WHAT NEEDS TO BE DONE - Look for the word "Status" in the entries below, then copy every line that has it.

+++ DATA TO USE +++

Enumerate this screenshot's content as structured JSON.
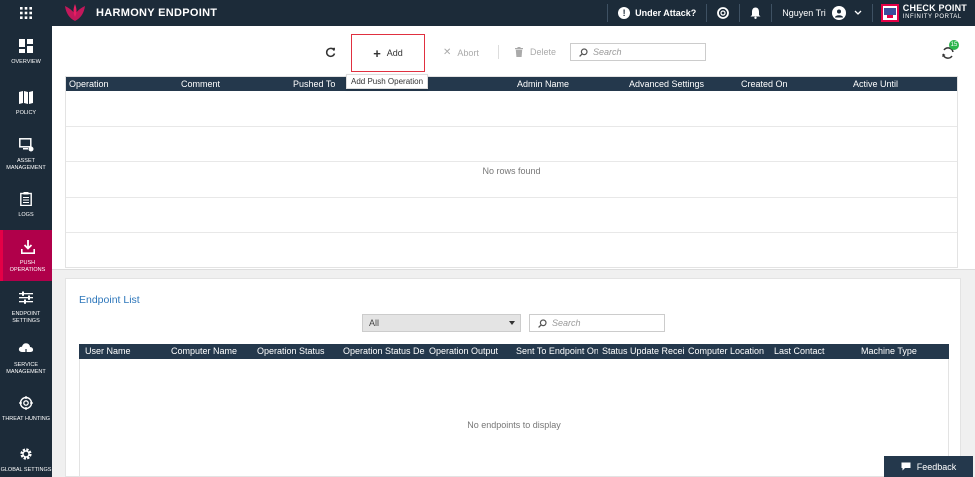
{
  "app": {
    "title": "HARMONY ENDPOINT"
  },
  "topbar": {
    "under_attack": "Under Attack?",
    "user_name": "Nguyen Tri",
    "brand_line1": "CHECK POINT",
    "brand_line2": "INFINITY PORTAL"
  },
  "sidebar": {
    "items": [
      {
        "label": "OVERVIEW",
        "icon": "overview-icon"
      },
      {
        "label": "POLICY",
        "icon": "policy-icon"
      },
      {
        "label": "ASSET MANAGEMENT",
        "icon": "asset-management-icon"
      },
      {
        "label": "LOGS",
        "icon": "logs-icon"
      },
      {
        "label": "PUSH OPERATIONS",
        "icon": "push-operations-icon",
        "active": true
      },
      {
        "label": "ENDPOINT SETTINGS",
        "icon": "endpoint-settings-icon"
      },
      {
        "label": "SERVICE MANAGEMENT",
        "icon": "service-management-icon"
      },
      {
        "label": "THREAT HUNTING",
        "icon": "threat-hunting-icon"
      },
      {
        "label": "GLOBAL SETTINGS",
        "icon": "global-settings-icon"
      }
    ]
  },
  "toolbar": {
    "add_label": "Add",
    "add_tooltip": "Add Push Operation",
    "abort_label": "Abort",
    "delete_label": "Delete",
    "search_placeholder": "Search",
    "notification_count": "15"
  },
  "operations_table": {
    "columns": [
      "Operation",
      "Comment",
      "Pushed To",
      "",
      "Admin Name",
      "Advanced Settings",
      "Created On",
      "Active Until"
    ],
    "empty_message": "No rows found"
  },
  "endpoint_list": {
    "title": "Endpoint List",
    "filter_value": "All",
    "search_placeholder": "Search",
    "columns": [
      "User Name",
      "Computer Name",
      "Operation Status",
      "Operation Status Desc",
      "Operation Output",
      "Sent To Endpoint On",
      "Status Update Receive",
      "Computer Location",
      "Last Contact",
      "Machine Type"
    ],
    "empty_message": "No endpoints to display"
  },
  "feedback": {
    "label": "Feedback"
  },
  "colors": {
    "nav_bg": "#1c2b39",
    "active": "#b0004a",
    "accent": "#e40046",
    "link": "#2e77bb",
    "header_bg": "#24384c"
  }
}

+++
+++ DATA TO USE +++

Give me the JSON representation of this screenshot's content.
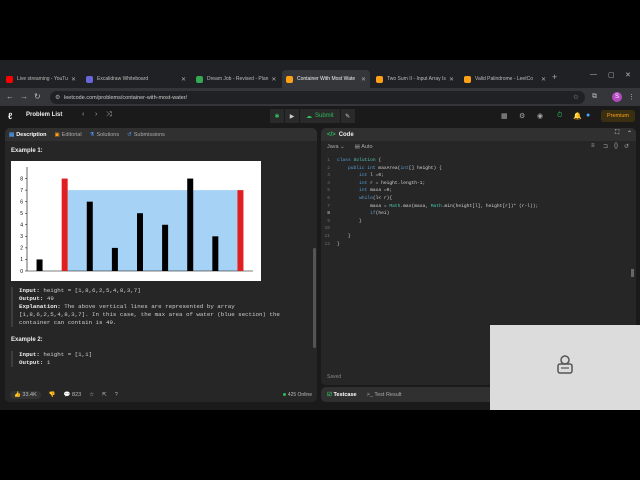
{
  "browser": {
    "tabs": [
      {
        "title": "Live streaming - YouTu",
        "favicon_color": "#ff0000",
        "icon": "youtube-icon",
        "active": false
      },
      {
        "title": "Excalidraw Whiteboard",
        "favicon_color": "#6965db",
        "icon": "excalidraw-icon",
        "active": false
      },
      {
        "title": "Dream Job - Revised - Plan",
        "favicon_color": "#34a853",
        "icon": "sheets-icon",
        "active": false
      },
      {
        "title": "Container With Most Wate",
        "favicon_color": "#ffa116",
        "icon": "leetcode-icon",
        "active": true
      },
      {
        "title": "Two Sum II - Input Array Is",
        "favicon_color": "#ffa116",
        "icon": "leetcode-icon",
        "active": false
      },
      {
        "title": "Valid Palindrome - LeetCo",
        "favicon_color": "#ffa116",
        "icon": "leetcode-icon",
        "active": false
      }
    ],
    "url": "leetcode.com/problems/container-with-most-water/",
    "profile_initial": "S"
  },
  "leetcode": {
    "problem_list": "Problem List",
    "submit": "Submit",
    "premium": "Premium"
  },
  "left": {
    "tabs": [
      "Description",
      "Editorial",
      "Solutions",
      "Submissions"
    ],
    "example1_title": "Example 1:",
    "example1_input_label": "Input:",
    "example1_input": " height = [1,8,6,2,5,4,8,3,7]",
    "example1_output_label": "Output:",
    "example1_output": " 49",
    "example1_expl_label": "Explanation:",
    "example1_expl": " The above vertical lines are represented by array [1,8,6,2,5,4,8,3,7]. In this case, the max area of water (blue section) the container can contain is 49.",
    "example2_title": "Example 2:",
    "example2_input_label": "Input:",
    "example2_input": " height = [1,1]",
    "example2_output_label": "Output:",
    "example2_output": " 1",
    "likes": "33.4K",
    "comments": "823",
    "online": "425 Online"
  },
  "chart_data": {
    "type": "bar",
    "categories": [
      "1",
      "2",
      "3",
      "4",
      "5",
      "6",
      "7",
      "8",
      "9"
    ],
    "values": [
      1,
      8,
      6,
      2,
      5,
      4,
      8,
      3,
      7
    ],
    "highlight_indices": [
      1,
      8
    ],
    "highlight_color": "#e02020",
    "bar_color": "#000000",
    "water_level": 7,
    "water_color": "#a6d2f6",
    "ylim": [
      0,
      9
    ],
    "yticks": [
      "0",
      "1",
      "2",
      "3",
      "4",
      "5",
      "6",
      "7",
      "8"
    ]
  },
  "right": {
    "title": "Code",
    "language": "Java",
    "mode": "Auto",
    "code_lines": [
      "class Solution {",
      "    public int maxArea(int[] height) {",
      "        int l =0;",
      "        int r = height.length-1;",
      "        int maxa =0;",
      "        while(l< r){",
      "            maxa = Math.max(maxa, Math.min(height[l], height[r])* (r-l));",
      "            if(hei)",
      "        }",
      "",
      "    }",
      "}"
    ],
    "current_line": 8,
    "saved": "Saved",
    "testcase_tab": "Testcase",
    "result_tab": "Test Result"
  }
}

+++

EXERCISE RESULT -
      "Operation Status",
      "Operation Status Desc",
      "Status Update Receive",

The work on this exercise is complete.